Humanities - Philosophy
Mark Dimmock, Torquay Boys' Grammar School
Andrew Fisher, University of Nottingham
What does pleasure have to do with morality? What role, if any, should intuition have in the formation of moral theory? If something is ‘simulated', can it be immoral?
Craig DeLancey, SUNY Oswego
A Concise Introduction to Logic is an introduction to formal logic suitable for undergraduates taking a general education course in logic or critical thinking, and is accessible and useful to any interested in gaining a basic understanding of logic. This text takes the unique approach of teaching logic through intellectual history; the author uses examples from important and celebrated arguments in philosophy to illustrate logical principles.
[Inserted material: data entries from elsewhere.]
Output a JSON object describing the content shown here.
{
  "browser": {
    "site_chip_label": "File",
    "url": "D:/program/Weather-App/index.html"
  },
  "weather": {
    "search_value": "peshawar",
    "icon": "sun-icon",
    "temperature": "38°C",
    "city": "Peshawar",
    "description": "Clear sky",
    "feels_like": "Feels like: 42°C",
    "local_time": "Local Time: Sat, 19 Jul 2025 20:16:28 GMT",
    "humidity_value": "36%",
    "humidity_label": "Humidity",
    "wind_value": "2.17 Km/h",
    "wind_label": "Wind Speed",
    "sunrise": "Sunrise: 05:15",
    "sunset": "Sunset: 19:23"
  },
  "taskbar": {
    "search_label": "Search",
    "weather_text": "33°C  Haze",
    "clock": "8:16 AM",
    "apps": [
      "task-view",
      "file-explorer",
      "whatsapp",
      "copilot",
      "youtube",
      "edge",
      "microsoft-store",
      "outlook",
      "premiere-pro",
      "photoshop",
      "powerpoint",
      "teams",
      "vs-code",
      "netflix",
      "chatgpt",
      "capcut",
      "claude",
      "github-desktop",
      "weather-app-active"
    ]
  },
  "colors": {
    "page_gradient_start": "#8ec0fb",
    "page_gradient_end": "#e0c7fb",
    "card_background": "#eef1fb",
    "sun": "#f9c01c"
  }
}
The text also includes a basic introduction to findings of advanced logic. As indicators of where the student could go next with logic, the book closes with an overview of advanced topics, such as the axiomatic method, set theory, Peano arithmetic, and modal logic. Throughout, the text uses brief, concise chapters that readers will find easy to read and to review.
Matthew Van Cleave, Lansing Community College
This is an introductory textbook in logic and critical thinking. The goal of thetextbook is to provide the reader with a set of tools and skills that will enablethem to identify and evaluate arguments. The book is intended for anintroductory course that covers both formal and informal logic. As such, it is nota formal logic textbook, but is closer to what one would find marketed as a“critical thinking textbook.”
Nathan Nobis, Morehouse College
This book provides an overview of the current debates about the nature and extent of our moral obligations to animals. Which, if any, uses of animals are morally wrong, which are morally permissible (i.e., not wrong) and why? What, if any, moral obligations do we, individually and as a society (and a global community), have towards animals and why? How should animals be treated? Why?
Walter Ott, University of Virginia
This is a textbook in modern philosophy. It combines readings from primary sources with two pedagogical tools. Paragraphs in italics introduce figures and texts. Numbered study questions (also in italics) ask students to reconstruct an argument or position from the text, or draw connections among the readings. And I have added an introductory chapter (Chapter 0 – Minilogic and Glossary), designed to present the basic tools of philosophy and sketch some principles and positions. The immediate goal is to encourage students to grapple with the ideas rather than passing their eyes over the texts. This makes for a better classroom experience and permits higher-level discussions. Another goal is to encourage collaboration among instructors, as they revise and post their own versions of the book.
Richard Zach, University of Calgary
Andrew Arana, University of Paris
Jeremy Avigad, Carnegie Mellon University
Walter Dean, University of Warwick
Gillian Russell, University of North Carolina
Nicole Wyatt, University of Calgary
Audrey Yap, University of Victoria
The Open Logic Text is an open-source, collaborative textbook of formal meta-logic and formal methods, starting at an intermediate level (i.e., after an introductory formal logic course). Though aimed at a non-mathematical audience (in particular, students of philosophy and computer science), it is rigorous.
Douglas Drabkin, Fort Hays State University
The Republic of Plato is one of the classic gateway texts into the study and practice of philosophy, and it is just the sort of book that has been able to arrest and redirect lives. How it has been able to do this, and whether or not it will be able to do this in your own case, is something you can only discover for yourself. The present guidebook aims to help a person get fairly deep, fairly quickly, into the project. It divides the dialogue into 96 sections and provides commentary on each section as well as questions for reflection and exploration. It is organized with a table of contents and is stitched together with a system of navigating bookmarks. Links to external sites such as the Perseus Classical Library are used throughout. This book is suitable for college courses or independent study.
P.D. Magnus, University of Albany, State University of New York
forall x is an introduction to sentential logic and first-order predicate logic with identity, logical systems that significantly influenced twentieth-century analytic philosophy. After working through the material in this book, a student should be able to understand most quantified expressions that arise in their philosophical reading.